■ Exercise goal
Repeat the records below exactly as they appear, leaving out any pictures.

■ Available data
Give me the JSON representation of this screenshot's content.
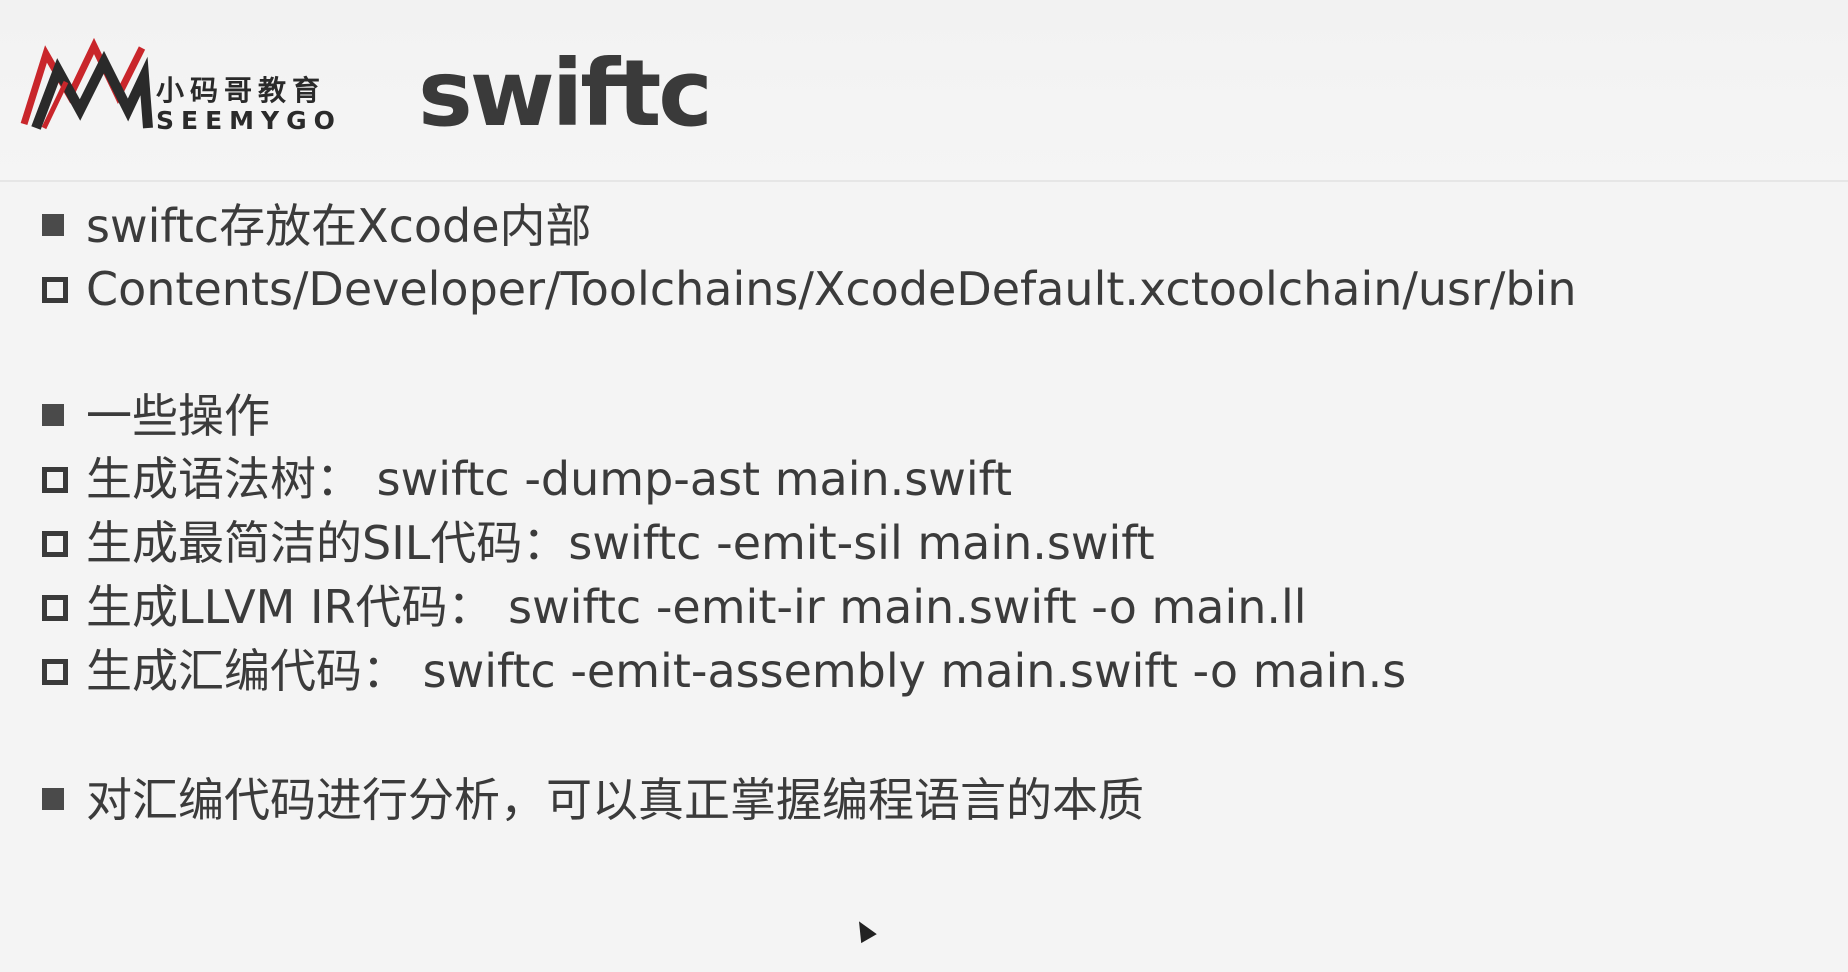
{
  "header": {
    "logo": {
      "chinese_name": "小码哥教育",
      "english_name": "SEEMYGO"
    },
    "title": "swiftc"
  },
  "bullets": [
    {
      "marker": "filled",
      "text": "swiftc存放在Xcode内部"
    },
    {
      "marker": "hollow",
      "text": "Contents/Developer/Toolchains/XcodeDefault.xctoolchain/usr/bin"
    },
    {
      "marker": "filled",
      "text": "一些操作"
    },
    {
      "marker": "hollow",
      "text": "生成语法树： swiftc -dump-ast main.swift"
    },
    {
      "marker": "hollow",
      "text": "生成最简洁的SIL代码：swiftc -emit-sil main.swift"
    },
    {
      "marker": "hollow",
      "text": "生成LLVM IR代码： swiftc -emit-ir main.swift -o main.ll"
    },
    {
      "marker": "hollow",
      "text": "生成汇编代码： swiftc -emit-assembly main.swift -o main.s"
    },
    {
      "marker": "filled",
      "text": "对汇编代码进行分析，可以真正掌握编程语言的本质"
    }
  ],
  "colors": {
    "logo_red": "#c9262b",
    "logo_black": "#2a2a2a",
    "text": "#3b3b3b",
    "background": "#f4f4f4"
  }
}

■ Output
Give me the JSON representation of this screenshot's content.
{
  "header": {
    "logo": {
      "chinese_name": "小码哥教育",
      "english_name": "SEEMYGO"
    },
    "title": "swiftc"
  },
  "bullets": [
    {
      "marker": "filled",
      "text": "swiftc存放在Xcode内部"
    },
    {
      "marker": "hollow",
      "text": "Contents/Developer/Toolchains/XcodeDefault.xctoolchain/usr/bin"
    },
    {
      "marker": "filled",
      "text": "一些操作"
    },
    {
      "marker": "hollow",
      "text": "生成语法树： swiftc -dump-ast main.swift"
    },
    {
      "marker": "hollow",
      "text": "生成最简洁的SIL代码：swiftc -emit-sil main.swift"
    },
    {
      "marker": "hollow",
      "text": "生成LLVM IR代码： swiftc -emit-ir main.swift -o main.ll"
    },
    {
      "marker": "hollow",
      "text": "生成汇编代码： swiftc -emit-assembly main.swift -o main.s"
    },
    {
      "marker": "filled",
      "text": "对汇编代码进行分析，可以真正掌握编程语言的本质"
    }
  ],
  "colors": {
    "logo_red": "#c9262b",
    "logo_black": "#2a2a2a",
    "text": "#3b3b3b",
    "background": "#f4f4f4"
  }
}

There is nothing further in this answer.